To be fair, my hatred of the subject may have stemmed not from the subject itself, but the way it was taught. I had a succession of terrible maths teachers from middle school to all the way till first year of undergrad.
Even at B-school, one of the best institutes in India, I had a terrible stats prof – his preferred mode of lectures was to dictate a problem, and then walk around the class dictating his solution. Everyone took notes. I doodled. He treated students like young kids who needed to be spoon-fed the solutions. Most students loved him – they were young kids who wanted to be spoon-fed the solutions.
I just doodled through his lectures.
How do I know I didn’t really hate maths then? Because I loved Physics – specially the numerical bits. When I studied by myself, or later, I also loved statistics and calculus. I still do.
I had good physics teachers. I had good stats and economics teachers.
I was happy working on calculus in Physics, but hated Maths.
I was happy working on statistics anywhere, but in Maths.
There may be another reason apart from lack of good teachers – practical applicability. When I studied calculus in maths, it was just calculus, with no (initially) direct relation to life-as-we-see-it. In physics, it was the rate of change of forces (differential), or total energy dissipated based on observed variable (integral).

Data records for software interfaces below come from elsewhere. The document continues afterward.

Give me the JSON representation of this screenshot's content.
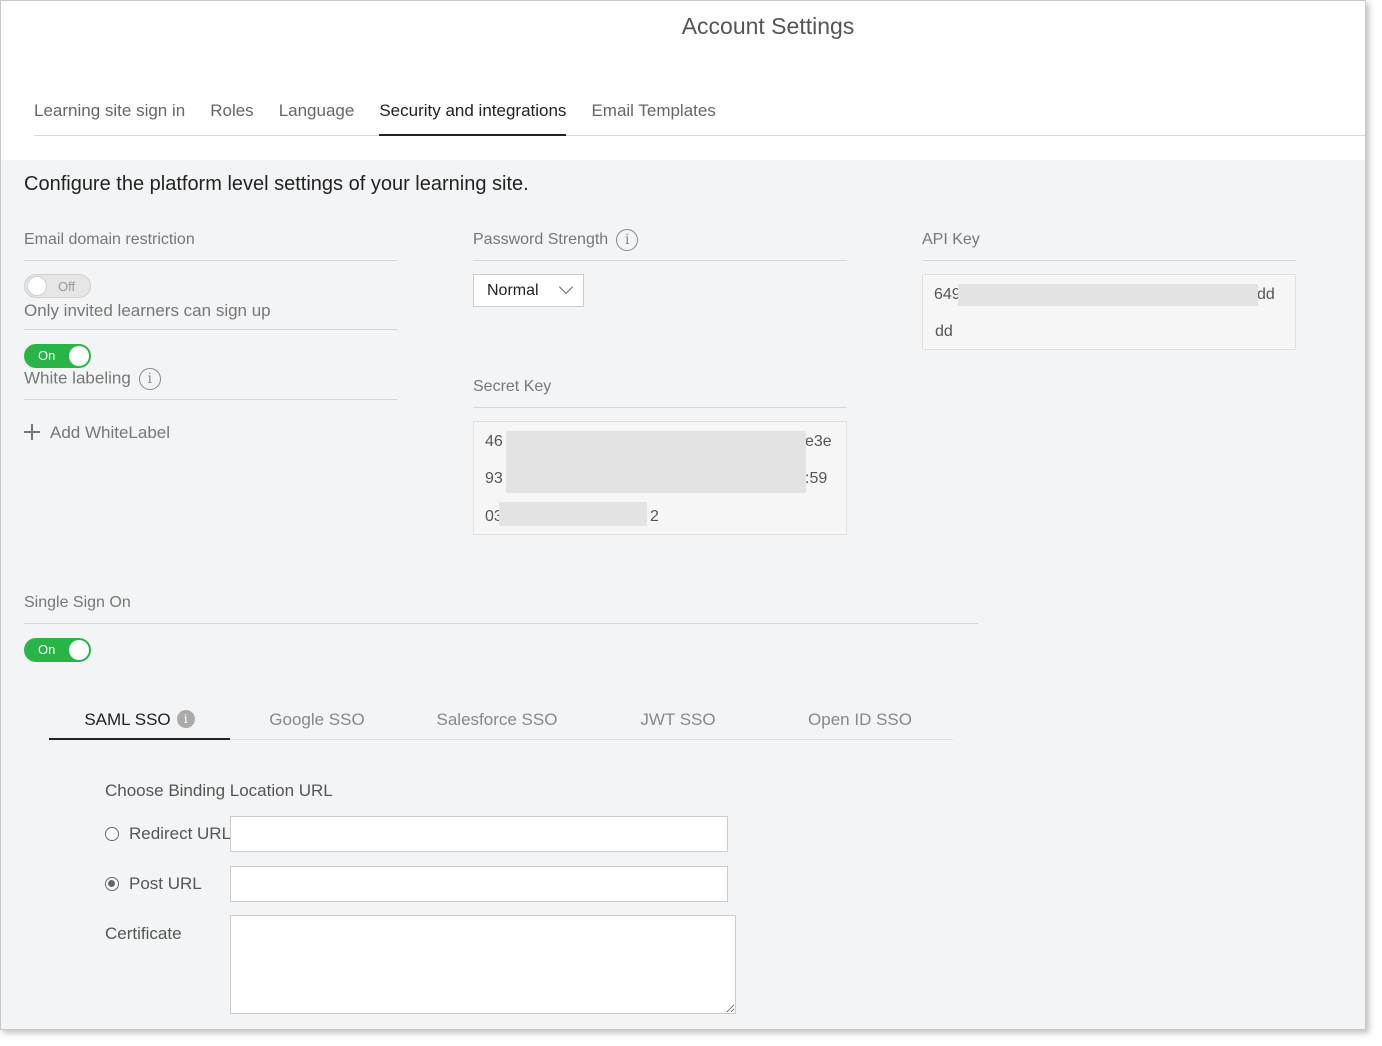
{
  "page": {
    "title": "Account Settings"
  },
  "tabs": [
    {
      "label": "Learning site sign in",
      "active": false
    },
    {
      "label": "Roles",
      "active": false
    },
    {
      "label": "Language",
      "active": false
    },
    {
      "label": "Security and integrations",
      "active": true
    },
    {
      "label": "Email Templates",
      "active": false
    }
  ],
  "intro": "Configure the platform level settings of your learning site.",
  "email_domain": {
    "label": "Email domain restriction",
    "toggle": "Off",
    "description": "Only invited learners can sign up"
  },
  "white_labeling": {
    "toggle": "On",
    "label": "White labeling",
    "info_icon": "i",
    "add_label": "Add WhiteLabel"
  },
  "password_strength": {
    "label": "Password Strength",
    "info_icon": "i",
    "selected": "Normal"
  },
  "secret_key": {
    "label": "Secret Key",
    "lines": [
      {
        "start": "46",
        "end": "e3e"
      },
      {
        "start": "93",
        "end": ":59"
      },
      {
        "start": "03",
        "end": "2"
      }
    ]
  },
  "api_key": {
    "label": "API Key",
    "lines": [
      {
        "start": "649",
        "end": "dd"
      },
      {
        "start": "dd",
        "end": ""
      }
    ]
  },
  "sso": {
    "label": "Single Sign On",
    "toggle": "On",
    "tabs": [
      {
        "label": "SAML SSO",
        "active": true
      },
      {
        "label": "Google SSO",
        "active": false
      },
      {
        "label": "Salesforce SSO",
        "active": false
      },
      {
        "label": "JWT SSO",
        "active": false
      },
      {
        "label": "Open ID SSO",
        "active": false
      }
    ],
    "saml_info_icon": "i",
    "binding_label": "Choose Binding Location URL",
    "redirect_label": "Redirect URL",
    "redirect_value": "",
    "post_label": "Post URL",
    "post_value": "",
    "certificate_label": "Certificate",
    "certificate_value": "",
    "selected_binding": "Post URL"
  },
  "colors": {
    "toggle_on": "#28b446",
    "background": "#f3f4f5"
  },
  "icons": [
    "info-icon",
    "plus-icon",
    "chevron-down-icon",
    "radio-icon"
  ]
}
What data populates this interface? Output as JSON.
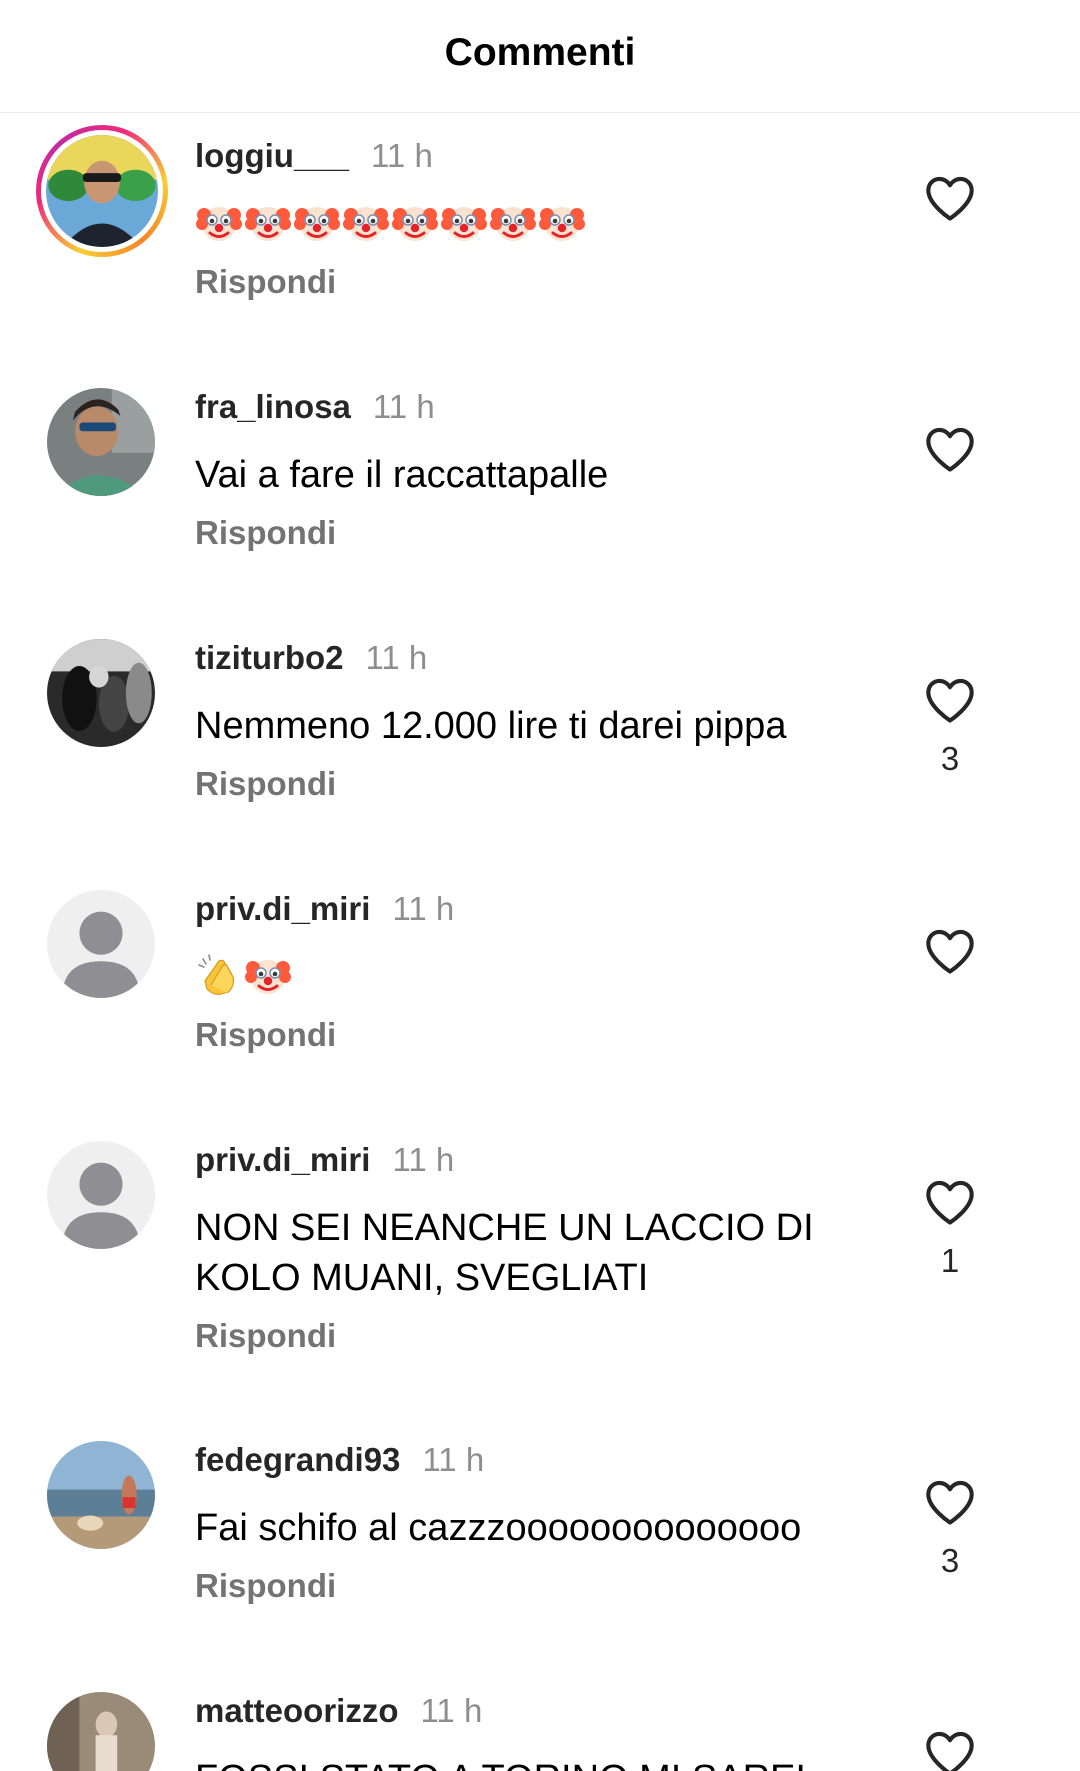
{
  "header": {
    "title": "Commenti"
  },
  "colors": {
    "like_outline": "#262626",
    "secondary_text": "#8e8e8e",
    "reply_text": "#737373"
  },
  "comments": [
    {
      "username": "loggiu___",
      "time": "11 h",
      "text": "🤡🤡🤡🤡🤡🤡🤡🤡",
      "emojis": [
        "clown-face",
        "clown-face",
        "clown-face",
        "clown-face",
        "clown-face",
        "clown-face",
        "clown-face",
        "clown-face"
      ],
      "reply": "Rispondi",
      "likes": ""
    },
    {
      "username": "fra_linosa",
      "time": "11 h",
      "text": "Vai a fare il raccattapalle",
      "reply": "Rispondi",
      "likes": ""
    },
    {
      "username": "tiziturbo2",
      "time": "11 h",
      "text": "Nemmeno 12.000 lire ti darei pippa",
      "reply": "Rispondi",
      "likes": "3"
    },
    {
      "username": "priv.di_miri",
      "time": "11 h",
      "text": "👏🤡",
      "emojis": [
        "clapping-hands",
        "clown-face"
      ],
      "reply": "Rispondi",
      "likes": ""
    },
    {
      "username": "priv.di_miri",
      "time": "11 h",
      "text": "NON SEI NEANCHE UN LACCIO DI KOLO MUANI, SVEGLIATI",
      "reply": "Rispondi",
      "likes": "1"
    },
    {
      "username": "fedegrandi93",
      "time": "11 h",
      "text": "Fai schifo al cazzzoooooooooooooo",
      "reply": "Rispondi",
      "likes": "3"
    },
    {
      "username": "matteoorizzo",
      "time": "11 h",
      "text": "FOSSI STATO A TORINO MI SAREI",
      "reply": "",
      "likes": ""
    }
  ]
}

Statistics, specially when we graduated from discrete to continuous, was even more applicable/understandable in life-as-we-see-it.
Whatever the reasons, I’m just glad that I didn’t let the hatred of the subject (title?) turn into a hatred of the subject matter. Little did I know then that behind the surface, the basis of all the subjects that I liked, was maths.